__Extracted data__:

+ + + + + + +

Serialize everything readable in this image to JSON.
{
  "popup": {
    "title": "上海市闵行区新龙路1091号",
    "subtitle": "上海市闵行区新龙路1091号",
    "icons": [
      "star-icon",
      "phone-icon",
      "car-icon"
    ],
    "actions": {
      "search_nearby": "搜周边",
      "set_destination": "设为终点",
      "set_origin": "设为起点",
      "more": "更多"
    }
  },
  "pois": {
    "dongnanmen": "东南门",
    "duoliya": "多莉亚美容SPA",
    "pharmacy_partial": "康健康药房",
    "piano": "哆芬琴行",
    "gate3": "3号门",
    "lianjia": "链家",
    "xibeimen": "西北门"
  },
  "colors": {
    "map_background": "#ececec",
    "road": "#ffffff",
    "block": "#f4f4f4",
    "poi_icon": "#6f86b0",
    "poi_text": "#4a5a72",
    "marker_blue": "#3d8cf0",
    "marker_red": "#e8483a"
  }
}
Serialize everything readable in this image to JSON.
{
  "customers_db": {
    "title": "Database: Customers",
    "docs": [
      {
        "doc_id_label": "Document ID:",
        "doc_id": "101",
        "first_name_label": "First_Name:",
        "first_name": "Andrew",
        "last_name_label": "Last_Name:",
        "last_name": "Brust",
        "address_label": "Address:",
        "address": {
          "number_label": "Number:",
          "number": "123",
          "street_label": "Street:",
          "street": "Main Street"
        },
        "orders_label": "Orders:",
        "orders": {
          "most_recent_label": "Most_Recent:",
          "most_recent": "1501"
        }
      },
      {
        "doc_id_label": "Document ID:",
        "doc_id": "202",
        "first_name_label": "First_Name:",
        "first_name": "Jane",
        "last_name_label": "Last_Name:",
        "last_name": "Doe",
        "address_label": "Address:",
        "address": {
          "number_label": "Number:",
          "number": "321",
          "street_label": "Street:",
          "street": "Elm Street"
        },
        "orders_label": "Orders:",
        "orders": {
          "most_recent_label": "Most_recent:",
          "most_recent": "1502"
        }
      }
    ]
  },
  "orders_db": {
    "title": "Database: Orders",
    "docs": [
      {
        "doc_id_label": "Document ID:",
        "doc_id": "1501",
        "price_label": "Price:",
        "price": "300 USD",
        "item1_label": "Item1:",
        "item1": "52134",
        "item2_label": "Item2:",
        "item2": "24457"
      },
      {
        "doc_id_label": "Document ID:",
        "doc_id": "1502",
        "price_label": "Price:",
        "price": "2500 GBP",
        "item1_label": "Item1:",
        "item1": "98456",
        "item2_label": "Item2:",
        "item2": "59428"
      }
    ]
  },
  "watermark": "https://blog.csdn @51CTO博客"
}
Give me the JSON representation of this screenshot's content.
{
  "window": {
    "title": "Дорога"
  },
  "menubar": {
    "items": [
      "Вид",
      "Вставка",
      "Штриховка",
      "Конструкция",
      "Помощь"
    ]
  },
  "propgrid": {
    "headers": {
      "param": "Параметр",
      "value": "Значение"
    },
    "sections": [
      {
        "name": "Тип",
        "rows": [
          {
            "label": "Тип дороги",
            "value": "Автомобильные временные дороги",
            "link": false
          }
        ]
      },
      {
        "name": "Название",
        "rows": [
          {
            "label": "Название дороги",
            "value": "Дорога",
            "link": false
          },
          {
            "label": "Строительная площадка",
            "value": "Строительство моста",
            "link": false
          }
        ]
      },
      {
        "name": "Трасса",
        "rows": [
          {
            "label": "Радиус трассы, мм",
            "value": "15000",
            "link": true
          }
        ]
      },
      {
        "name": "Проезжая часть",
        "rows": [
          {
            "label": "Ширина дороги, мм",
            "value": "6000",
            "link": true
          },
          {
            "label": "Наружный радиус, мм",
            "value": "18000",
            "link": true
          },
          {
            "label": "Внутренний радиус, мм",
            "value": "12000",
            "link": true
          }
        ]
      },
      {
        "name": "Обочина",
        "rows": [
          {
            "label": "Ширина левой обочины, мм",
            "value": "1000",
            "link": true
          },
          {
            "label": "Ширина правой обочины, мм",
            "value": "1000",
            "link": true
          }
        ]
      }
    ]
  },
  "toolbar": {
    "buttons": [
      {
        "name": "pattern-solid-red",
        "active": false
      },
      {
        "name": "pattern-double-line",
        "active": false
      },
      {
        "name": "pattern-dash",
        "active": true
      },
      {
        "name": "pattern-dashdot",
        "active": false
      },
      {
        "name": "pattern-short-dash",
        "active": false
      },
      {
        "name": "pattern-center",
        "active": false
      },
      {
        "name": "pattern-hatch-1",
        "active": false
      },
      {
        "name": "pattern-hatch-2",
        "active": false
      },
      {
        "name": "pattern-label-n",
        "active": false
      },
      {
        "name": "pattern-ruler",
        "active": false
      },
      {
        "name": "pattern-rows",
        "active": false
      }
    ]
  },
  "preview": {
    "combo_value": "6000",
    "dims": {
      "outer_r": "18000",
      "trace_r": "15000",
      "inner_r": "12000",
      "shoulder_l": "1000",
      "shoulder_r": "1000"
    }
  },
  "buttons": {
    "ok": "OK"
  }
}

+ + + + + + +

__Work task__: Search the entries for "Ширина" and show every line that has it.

__Exercise result__:
            "label": "Ширина дороги, мм",
            "label": "Ширина левой обочины, мм",
            "label": "Ширина правой обочины, мм",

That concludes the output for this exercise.